Otherwise? Nope. I schedule phonecalls, and only pick up if it’s a call I’m expecting.
Results are AMAZING. I’m a lot more relaxed, free time starts feeling “free” again, and best of all I don’t have these annoying phone conversations.
Of course I can only do that because I have office staff seven days a week, and when they can’t answer, we have remote operators.
How do you handle phonecalls? Which ones do you answer?
“I’ve read that the Dalai Lama is very mindful of the importance of keeping a sensible pace so he can live in the spirit of love every day. One time a reporter asked him how he remains so calm, so grounded, and so loving when his life can be so stressful and demanding.
He paused, gave the question some serious thought, and then answered, “I leave early for appointments.” “
I saw it in a random post a while ago. Unfortunately I could not find the original article, so I’m not sure whether it’s even a real quote.
The idea is true, though. The benefits of leaving early, showing up with time to spare, always planning on those extra ten minutes are huge.
In regards to being calm, relaxed and focused it’s a lot better than getting massages, acupuncture, taking supplements, and going on vacations. Additionally, if you show up early for appointments, you can get a lot more out of the appointment itself. In my case, my clients get a better and often longer session if they’re early.
I could go on here–I have a lot of examples where being early gave me an unexpected benefit. But I’d rather read your examples, your stories. How do you get “more” just by leaving early for appointments?
I run a massage business. We bill auto insurance after accidents, and soon that won’t be available any more. I’m not too worried, since most of our clients pay out of pocket, but the changes for the industry as a whole will be huge, and even we will have problems making payroll.
I’m very sorry for the massage therapists who work in facilities that specialize on auto accidents, because a lot of them will lose their jobs. (Btw… I’ll need an LMT with good deep tissue techniques for weekends).
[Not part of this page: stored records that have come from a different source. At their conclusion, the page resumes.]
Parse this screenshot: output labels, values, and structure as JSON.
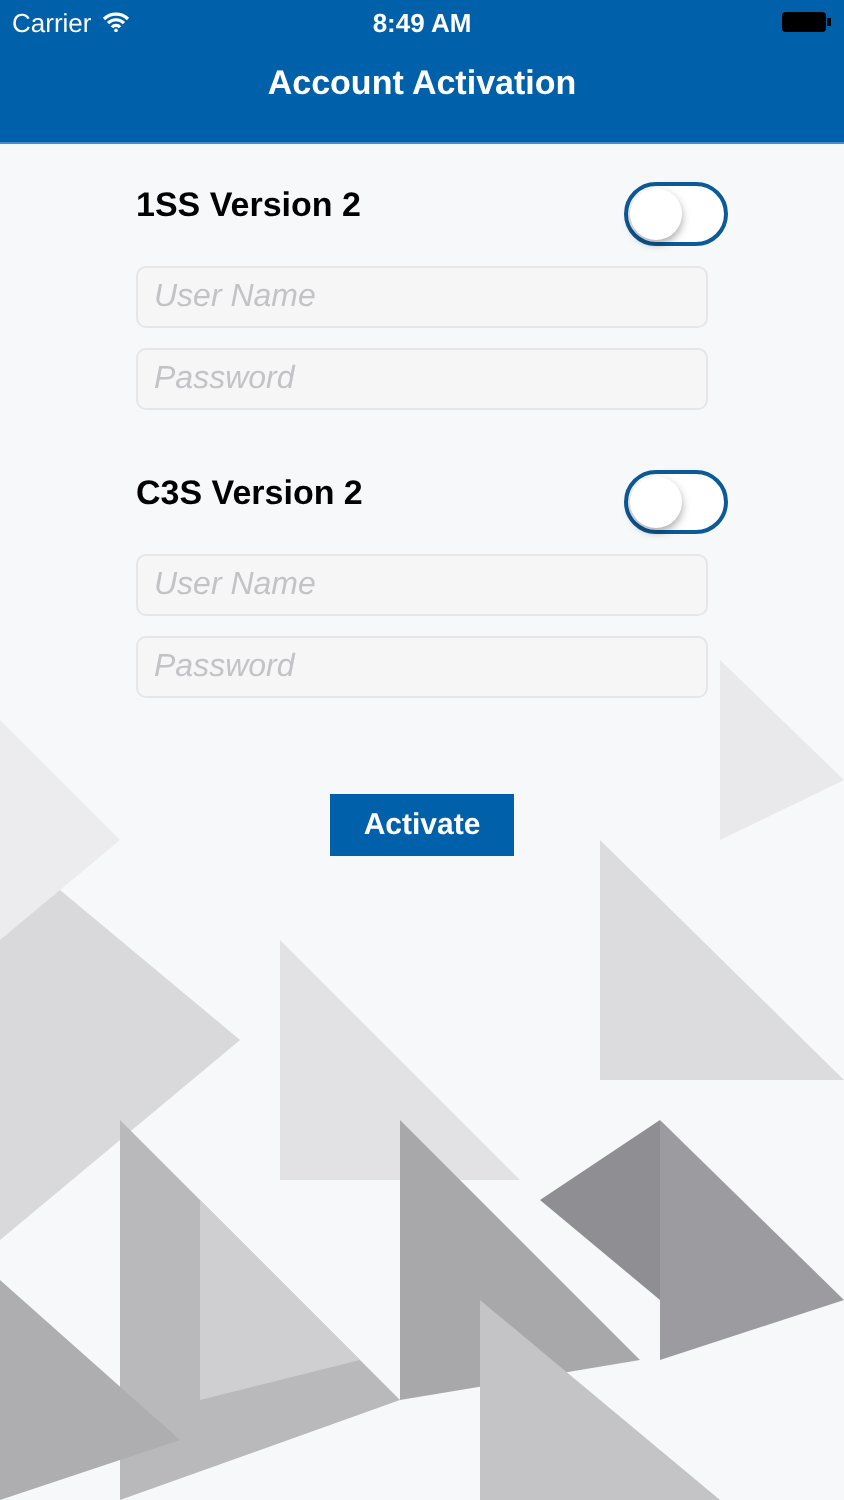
{
  "status_bar": {
    "carrier": "Carrier",
    "time": "8:49 AM"
  },
  "nav_bar": {
    "title": "Account Activation"
  },
  "sections": [
    {
      "title": "1SS Version 2",
      "on": false,
      "fields": [
        {
          "placeholder": "User Name"
        },
        {
          "placeholder": "Password"
        }
      ]
    },
    {
      "title": "C3S Version 2",
      "on": false,
      "fields": [
        {
          "placeholder": "User Name"
        },
        {
          "placeholder": "Password"
        }
      ]
    }
  ],
  "button": "Activate"
}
One of my first real jobs was as the office manager of a small construction crew. Just temporary employment for one project. The boss of the crew had to learn using computers–it was the early nineties–and hired me to help him out. He was a lot more comfortable out on the site with his guys than in front of a screen.
I was hired for a position way above my experience and enjoyed the challenge.
Supposedly I was an expert on Excel, so I had to quickly teach myself the basic operations needed for calculating payroll.
I had a blast. The guys enjoyed bantering with me, my boss was happy he could do what he liked, and I was organizing the small office how I saw fit.
I also learned a lot about leadership.
This is a spine. Look at the size of the vertebrae.